Excerpts from an interface dataset:
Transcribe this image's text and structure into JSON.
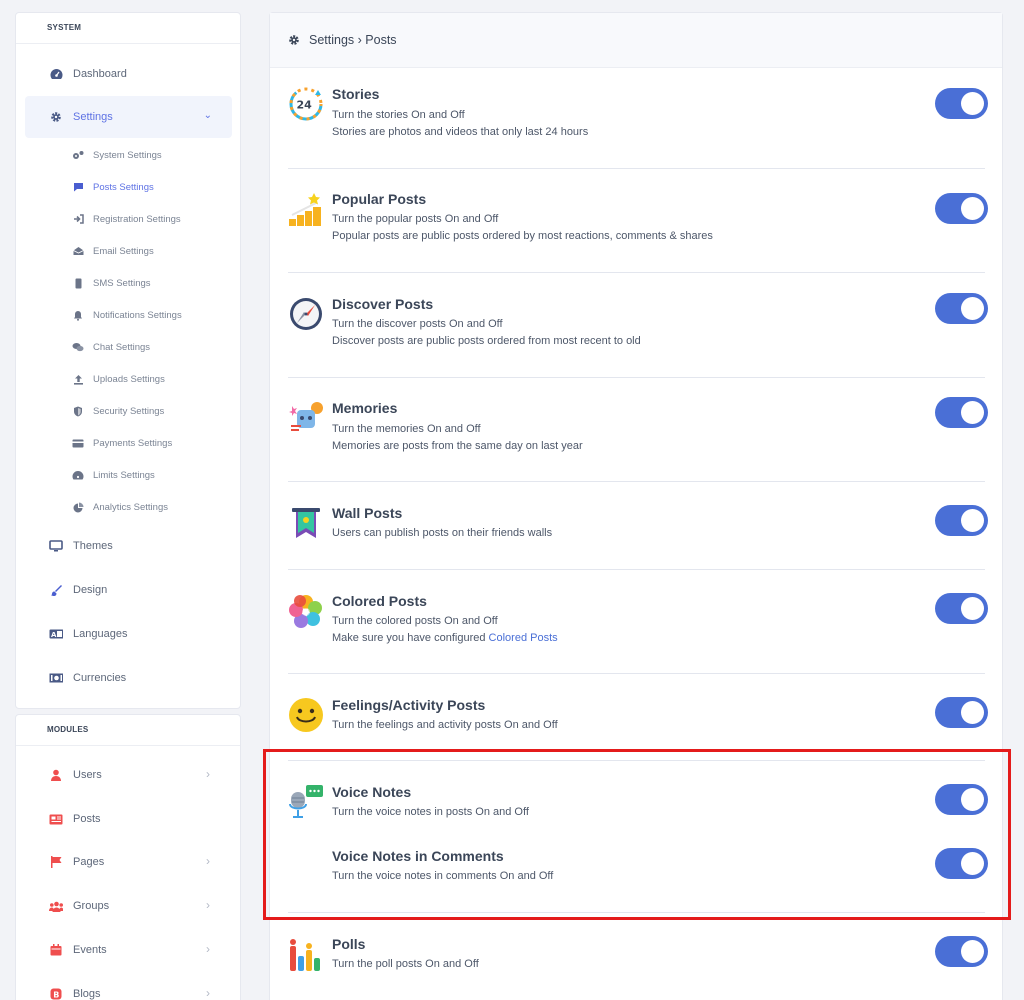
{
  "sidebar": {
    "system_header": "SYSTEM",
    "modules_header": "MODULES",
    "items": [
      {
        "label": "Dashboard",
        "icon": "dashboard-icon"
      },
      {
        "label": "Settings",
        "icon": "gear-icon"
      },
      {
        "label": "Themes",
        "icon": "monitor-icon"
      },
      {
        "label": "Design",
        "icon": "paint-brush-icon"
      },
      {
        "label": "Languages",
        "icon": "language-icon"
      },
      {
        "label": "Currencies",
        "icon": "money-icon"
      }
    ],
    "sub_items": [
      {
        "label": "System Settings",
        "icon": "cogs-icon"
      },
      {
        "label": "Posts Settings",
        "icon": "comment-icon"
      },
      {
        "label": "Registration Settings",
        "icon": "sign-in-icon"
      },
      {
        "label": "Email Settings",
        "icon": "envelope-icon"
      },
      {
        "label": "SMS Settings",
        "icon": "mobile-icon"
      },
      {
        "label": "Notifications Settings",
        "icon": "bell-icon"
      },
      {
        "label": "Chat Settings",
        "icon": "comments-icon"
      },
      {
        "label": "Uploads Settings",
        "icon": "upload-icon"
      },
      {
        "label": "Security Settings",
        "icon": "shield-icon"
      },
      {
        "label": "Payments Settings",
        "icon": "credit-card-icon"
      },
      {
        "label": "Limits Settings",
        "icon": "gauge-icon"
      },
      {
        "label": "Analytics Settings",
        "icon": "pie-chart-icon"
      }
    ],
    "modules": [
      {
        "label": "Users",
        "icon": "user-icon"
      },
      {
        "label": "Posts",
        "icon": "newspaper-icon"
      },
      {
        "label": "Pages",
        "icon": "flag-icon"
      },
      {
        "label": "Groups",
        "icon": "users-icon"
      },
      {
        "label": "Events",
        "icon": "calendar-icon"
      },
      {
        "label": "Blogs",
        "icon": "blog-icon"
      }
    ]
  },
  "main": {
    "breadcrumb": "Settings › Posts",
    "rows": [
      {
        "title": "Stories",
        "desc1": "Turn the stories On and Off",
        "desc2": "Stories are photos and videos that only last 24 hours",
        "enabled": true
      },
      {
        "title": "Popular Posts",
        "desc1": "Turn the popular posts On and Off",
        "desc2": "Popular posts are public posts ordered by most reactions, comments & shares",
        "enabled": true
      },
      {
        "title": "Discover Posts",
        "desc1": "Turn the discover posts On and Off",
        "desc2": "Discover posts are public posts ordered from most recent to old",
        "enabled": true
      },
      {
        "title": "Memories",
        "desc1": "Turn the memories On and Off",
        "desc2": "Memories are posts from the same day on last year",
        "enabled": true
      },
      {
        "title": "Wall Posts",
        "desc1": "Users can publish posts on their friends walls",
        "enabled": true
      },
      {
        "title": "Colored Posts",
        "desc1": "Turn the colored posts On and Off",
        "desc2": "Make sure you have configured ",
        "desc2_link": "Colored Posts",
        "enabled": true
      },
      {
        "title": "Feelings/Activity Posts",
        "desc1": "Turn the feelings and activity posts On and Off",
        "enabled": true
      },
      {
        "title": "Voice Notes",
        "desc1": "Turn the voice notes in posts On and Off",
        "enabled": true
      },
      {
        "title": "Voice Notes in Comments",
        "desc1": "Turn the voice notes in comments On and Off",
        "enabled": true
      },
      {
        "title": "Polls",
        "desc1": "Turn the poll posts On and Off",
        "enabled": true
      }
    ]
  },
  "colors": {
    "accent": "#5e72e4",
    "toggle_on": "#4a6fd6",
    "highlight": "#e41b1b",
    "modules_icon": "#ef4e4e"
  }
}
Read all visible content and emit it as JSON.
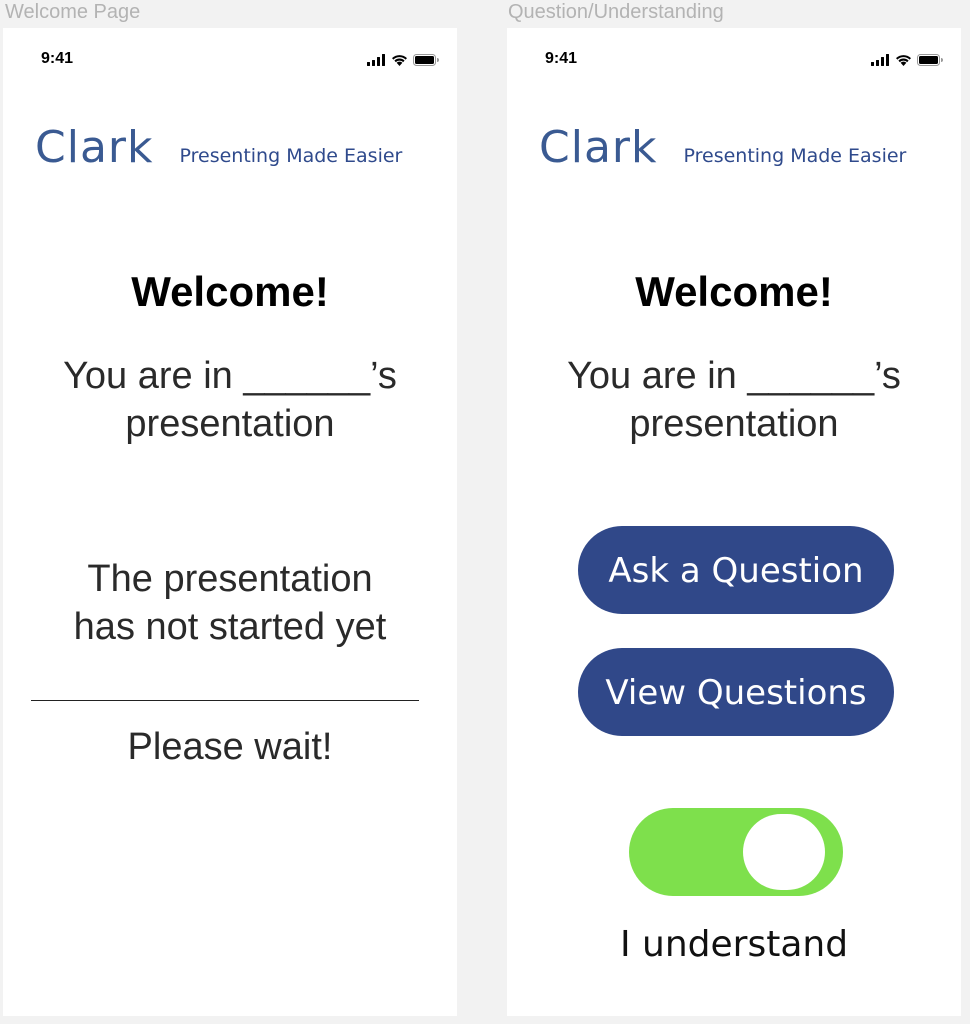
{
  "frames": [
    {
      "label": "Welcome Page",
      "status_bar": {
        "time": "9:41"
      },
      "brand": {
        "name": "Clark",
        "tagline": "Presenting Made Easier"
      },
      "welcome_title": "Welcome!",
      "presenter_line_1": "You are in ______’s",
      "presenter_line_2": "presentation",
      "status_line_1": "The presentation",
      "status_line_2": "has not started yet",
      "wait_message": "Please wait!"
    },
    {
      "label": "Question/Understanding",
      "status_bar": {
        "time": "9:41"
      },
      "brand": {
        "name": "Clark",
        "tagline": "Presenting Made Easier"
      },
      "welcome_title": "Welcome!",
      "presenter_line_1": "You are in ______’s",
      "presenter_line_2": "presentation",
      "ask_button": "Ask a Question",
      "view_button": "View Questions",
      "understand_toggle": {
        "on": true,
        "label": "I understand"
      }
    }
  ],
  "colors": {
    "brand": "#3a5a92",
    "button": "#304889",
    "toggle_on": "#7ee04c"
  },
  "icons": [
    "signal-icon",
    "wifi-icon",
    "battery-icon"
  ]
}
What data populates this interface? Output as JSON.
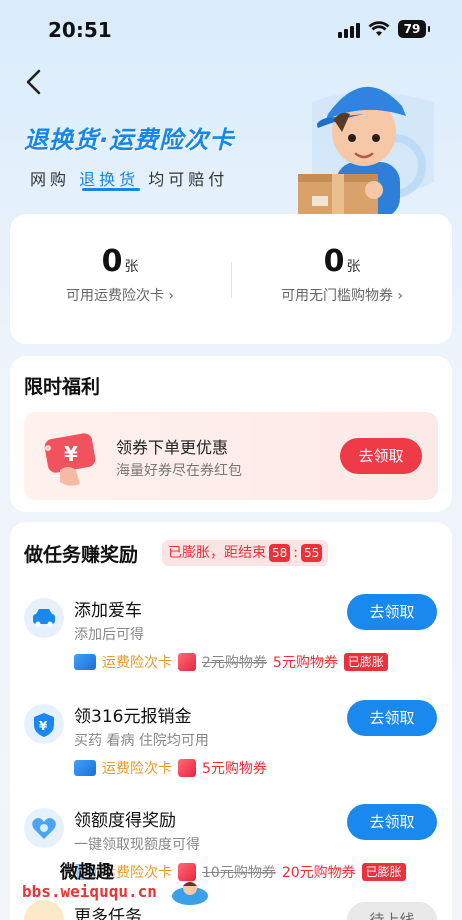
{
  "status_bar": {
    "time": "20:51",
    "battery": "79"
  },
  "hero": {
    "title": "退换货·运费险次卡",
    "subtitle_pre": "网购",
    "subtitle_hl": "退换货",
    "subtitle_post": "均可赔付"
  },
  "stats": [
    {
      "num": "0",
      "unit": "张",
      "label": "可用运费险次卡 ›"
    },
    {
      "num": "0",
      "unit": "张",
      "label": "可用无门槛购物券 ›"
    }
  ],
  "benefits": {
    "title": "限时福利",
    "coupon_title": "领券下单更优惠",
    "coupon_desc": "海量好券尽在券红包",
    "button": "去领取"
  },
  "tasks": {
    "title": "做任务赚奖励",
    "timer_label": "已膨胀，距结束",
    "timer_min": "58",
    "timer_sep": ":",
    "timer_sec": "55",
    "items": [
      {
        "name": "添加爱车",
        "desc": "添加后可得",
        "button": "去领取",
        "reward_card": "运费险次卡",
        "reward_old": "2元购物券",
        "reward_new": "5元购物券",
        "badge": "已膨胀"
      },
      {
        "name": "领316元报销金",
        "desc": "买药 看病 住院均可用",
        "button": "去领取",
        "reward_card": "运费险次卡",
        "reward_new": "5元购物券"
      },
      {
        "name": "领额度得奖励",
        "desc": "一键领取现额度可得",
        "button": "去领取",
        "reward_card": "运费险次卡",
        "reward_old": "10元购物券",
        "reward_new": "20元购物券",
        "badge": "已膨胀"
      }
    ],
    "more_label": "更多任务",
    "more_button": "待上线"
  },
  "watermark": {
    "line1": "微趣趣",
    "line2": "bbs.weiququ.cn"
  },
  "colors": {
    "brand_blue": "#1a89ef",
    "accent_red": "#ee2f3c",
    "card_orange": "#e8992a"
  }
}
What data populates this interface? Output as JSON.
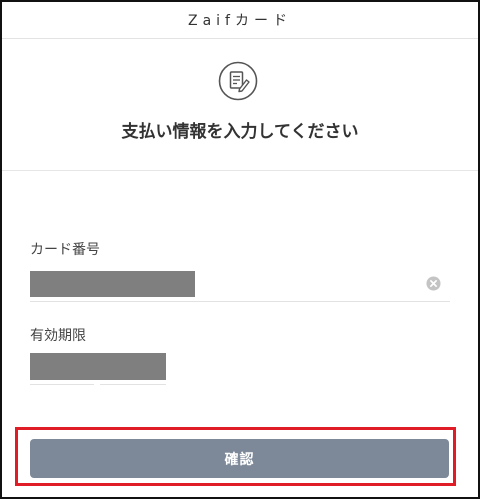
{
  "header": {
    "title": "Zaifカード"
  },
  "hero": {
    "icon": "document-edit-icon",
    "title": "支払い情報を入力してください"
  },
  "form": {
    "card_number_label": "カード番号",
    "card_number_value": "",
    "expiry_label": "有効期限",
    "expiry_value": "",
    "clear_icon": "clear-circle-icon"
  },
  "actions": {
    "confirm_label": "確認"
  },
  "colors": {
    "button": "#7d8999",
    "highlight": "#e01c26",
    "mask": "#7f7f7f"
  }
}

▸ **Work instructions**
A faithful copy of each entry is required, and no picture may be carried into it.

▸ **Answer area**
Transcribe this image's text and structure into JSON.
{
  "sidebar": {
    "system_header": "SYSTEM",
    "modules_header": "MODULES",
    "items": [
      {
        "label": "Dashboard",
        "icon": "dashboard-icon"
      },
      {
        "label": "Settings",
        "icon": "gear-icon"
      },
      {
        "label": "Themes",
        "icon": "monitor-icon"
      },
      {
        "label": "Design",
        "icon": "paint-brush-icon"
      },
      {
        "label": "Languages",
        "icon": "language-icon"
      },
      {
        "label": "Currencies",
        "icon": "money-icon"
      }
    ],
    "sub_items": [
      {
        "label": "System Settings",
        "icon": "cogs-icon"
      },
      {
        "label": "Posts Settings",
        "icon": "comment-icon"
      },
      {
        "label": "Registration Settings",
        "icon": "sign-in-icon"
      },
      {
        "label": "Email Settings",
        "icon": "envelope-icon"
      },
      {
        "label": "SMS Settings",
        "icon": "mobile-icon"
      },
      {
        "label": "Notifications Settings",
        "icon": "bell-icon"
      },
      {
        "label": "Chat Settings",
        "icon": "comments-icon"
      },
      {
        "label": "Uploads Settings",
        "icon": "upload-icon"
      },
      {
        "label": "Security Settings",
        "icon": "shield-icon"
      },
      {
        "label": "Payments Settings",
        "icon": "credit-card-icon"
      },
      {
        "label": "Limits Settings",
        "icon": "gauge-icon"
      },
      {
        "label": "Analytics Settings",
        "icon": "pie-chart-icon"
      }
    ],
    "modules": [
      {
        "label": "Users",
        "icon": "user-icon"
      },
      {
        "label": "Posts",
        "icon": "newspaper-icon"
      },
      {
        "label": "Pages",
        "icon": "flag-icon"
      },
      {
        "label": "Groups",
        "icon": "users-icon"
      },
      {
        "label": "Events",
        "icon": "calendar-icon"
      },
      {
        "label": "Blogs",
        "icon": "blog-icon"
      }
    ]
  },
  "main": {
    "breadcrumb": "Settings › Posts",
    "rows": [
      {
        "title": "Stories",
        "desc1": "Turn the stories On and Off",
        "desc2": "Stories are photos and videos that only last 24 hours",
        "enabled": true
      },
      {
        "title": "Popular Posts",
        "desc1": "Turn the popular posts On and Off",
        "desc2": "Popular posts are public posts ordered by most reactions, comments & shares",
        "enabled": true
      },
      {
        "title": "Discover Posts",
        "desc1": "Turn the discover posts On and Off",
        "desc2": "Discover posts are public posts ordered from most recent to old",
        "enabled": true
      },
      {
        "title": "Memories",
        "desc1": "Turn the memories On and Off",
        "desc2": "Memories are posts from the same day on last year",
        "enabled": true
      },
      {
        "title": "Wall Posts",
        "desc1": "Users can publish posts on their friends walls",
        "enabled": true
      },
      {
        "title": "Colored Posts",
        "desc1": "Turn the colored posts On and Off",
        "desc2": "Make sure you have configured ",
        "desc2_link": "Colored Posts",
        "enabled": true
      },
      {
        "title": "Feelings/Activity Posts",
        "desc1": "Turn the feelings and activity posts On and Off",
        "enabled": true
      },
      {
        "title": "Voice Notes",
        "desc1": "Turn the voice notes in posts On and Off",
        "enabled": true
      },
      {
        "title": "Voice Notes in Comments",
        "desc1": "Turn the voice notes in comments On and Off",
        "enabled": true
      },
      {
        "title": "Polls",
        "desc1": "Turn the poll posts On and Off",
        "enabled": true
      }
    ]
  },
  "colors": {
    "accent": "#5e72e4",
    "toggle_on": "#4a6fd6",
    "highlight": "#e41b1b",
    "modules_icon": "#ef4e4e"
  }
}
Read all visible content and emit it as JSON.
{
  "frames": [
    {
      "label": "Welcome Page",
      "status_bar": {
        "time": "9:41"
      },
      "brand": {
        "name": "Clark",
        "tagline": "Presenting Made Easier"
      },
      "welcome_title": "Welcome!",
      "presenter_line_1": "You are in ______’s",
      "presenter_line_2": "presentation",
      "status_line_1": "The presentation",
      "status_line_2": "has not started yet",
      "wait_message": "Please wait!"
    },
    {
      "label": "Question/Understanding",
      "status_bar": {
        "time": "9:41"
      },
      "brand": {
        "name": "Clark",
        "tagline": "Presenting Made Easier"
      },
      "welcome_title": "Welcome!",
      "presenter_line_1": "You are in ______’s",
      "presenter_line_2": "presentation",
      "ask_button": "Ask a Question",
      "view_button": "View Questions",
      "understand_toggle": {
        "on": true,
        "label": "I understand"
      }
    }
  ],
  "colors": {
    "brand": "#3a5a92",
    "button": "#304889",
    "toggle_on": "#7ee04c"
  },
  "icons": [
    "signal-icon",
    "wifi-icon",
    "battery-icon"
  ]
}
What data populates this interface? Output as JSON.
{
  "status_bar": {
    "time": "20:51",
    "battery": "79"
  },
  "hero": {
    "title": "退换货·运费险次卡",
    "subtitle_pre": "网购",
    "subtitle_hl": "退换货",
    "subtitle_post": "均可赔付"
  },
  "stats": [
    {
      "num": "0",
      "unit": "张",
      "label": "可用运费险次卡 ›"
    },
    {
      "num": "0",
      "unit": "张",
      "label": "可用无门槛购物券 ›"
    }
  ],
  "benefits": {
    "title": "限时福利",
    "coupon_title": "领券下单更优惠",
    "coupon_desc": "海量好券尽在券红包",
    "button": "去领取"
  },
  "tasks": {
    "title": "做任务赚奖励",
    "timer_label": "已膨胀，距结束",
    "timer_min": "58",
    "timer_sep": ":",
    "timer_sec": "55",
    "items": [
      {
        "name": "添加爱车",
        "desc": "添加后可得",
        "button": "去领取",
        "reward_card": "运费险次卡",
        "reward_old": "2元购物券",
        "reward_new": "5元购物券",
        "badge": "已膨胀"
      },
      {
        "name": "领316元报销金",
        "desc": "买药 看病 住院均可用",
        "button": "去领取",
        "reward_card": "运费险次卡",
        "reward_new": "5元购物券"
      },
      {
        "name": "领额度得奖励",
        "desc": "一键领取现额度可得",
        "button": "去领取",
        "reward_card": "运费险次卡",
        "reward_old": "10元购物券",
        "reward_new": "20元购物券",
        "badge": "已膨胀"
      }
    ],
    "more_label": "更多任务",
    "more_button": "待上线"
  },
  "watermark": {
    "line1": "微趣趣",
    "line2": "bbs.weiququ.cn"
  },
  "colors": {
    "brand_blue": "#1a89ef",
    "accent_red": "#ee2f3c",
    "card_orange": "#e8992a"
  }
}
What data populates this interface? Output as JSON.
{
  "header": {
    "title": "Zaifカード"
  },
  "hero": {
    "icon": "document-edit-icon",
    "title": "支払い情報を入力してください"
  },
  "form": {
    "card_number_label": "カード番号",
    "card_number_value": "",
    "expiry_label": "有効期限",
    "expiry_value": "",
    "clear_icon": "clear-circle-icon"
  },
  "actions": {
    "confirm_label": "確認"
  },
  "colors": {
    "button": "#7d8999",
    "highlight": "#e01c26",
    "mask": "#7f7f7f"
  }
}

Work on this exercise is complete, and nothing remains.